**Exercise details**
Scan the entries below and return each line that contains "date".

**Records for the exercise**
____
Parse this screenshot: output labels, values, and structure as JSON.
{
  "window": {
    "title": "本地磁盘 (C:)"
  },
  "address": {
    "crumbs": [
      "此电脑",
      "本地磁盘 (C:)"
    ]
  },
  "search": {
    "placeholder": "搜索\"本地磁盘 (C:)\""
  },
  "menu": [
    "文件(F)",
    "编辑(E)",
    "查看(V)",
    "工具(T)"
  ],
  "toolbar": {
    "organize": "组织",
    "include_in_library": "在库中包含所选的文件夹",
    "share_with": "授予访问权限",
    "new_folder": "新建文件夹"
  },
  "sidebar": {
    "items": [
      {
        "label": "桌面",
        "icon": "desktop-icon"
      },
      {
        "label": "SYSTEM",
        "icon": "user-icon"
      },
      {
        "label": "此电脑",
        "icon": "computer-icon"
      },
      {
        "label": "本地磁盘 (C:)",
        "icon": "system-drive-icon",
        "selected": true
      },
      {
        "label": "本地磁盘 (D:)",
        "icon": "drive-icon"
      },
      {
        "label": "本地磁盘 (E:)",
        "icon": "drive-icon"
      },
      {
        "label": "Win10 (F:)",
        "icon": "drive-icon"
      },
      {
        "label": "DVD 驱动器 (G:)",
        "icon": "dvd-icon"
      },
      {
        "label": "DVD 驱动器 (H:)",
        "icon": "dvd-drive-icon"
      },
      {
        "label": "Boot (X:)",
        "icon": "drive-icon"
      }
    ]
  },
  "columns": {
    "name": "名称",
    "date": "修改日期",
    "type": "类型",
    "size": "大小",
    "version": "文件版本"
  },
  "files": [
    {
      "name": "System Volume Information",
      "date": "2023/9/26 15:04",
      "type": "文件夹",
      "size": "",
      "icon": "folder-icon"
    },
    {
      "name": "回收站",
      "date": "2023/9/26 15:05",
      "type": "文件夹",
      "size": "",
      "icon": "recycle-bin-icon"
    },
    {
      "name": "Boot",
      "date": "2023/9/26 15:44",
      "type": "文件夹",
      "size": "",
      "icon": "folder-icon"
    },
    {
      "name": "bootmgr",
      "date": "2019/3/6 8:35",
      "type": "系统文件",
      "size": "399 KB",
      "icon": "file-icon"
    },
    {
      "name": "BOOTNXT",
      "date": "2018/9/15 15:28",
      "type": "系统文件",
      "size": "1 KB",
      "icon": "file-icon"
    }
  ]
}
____
**Result of the task**
    "date": "修改日期",
      "date": "2023/9/26 15:04",
      "date": "2023/9/26 15:05",
      "date": "2023/9/26 15:44",
      "date": "2019/3/6 8:35",
      "date": "2018/9/15 15:28",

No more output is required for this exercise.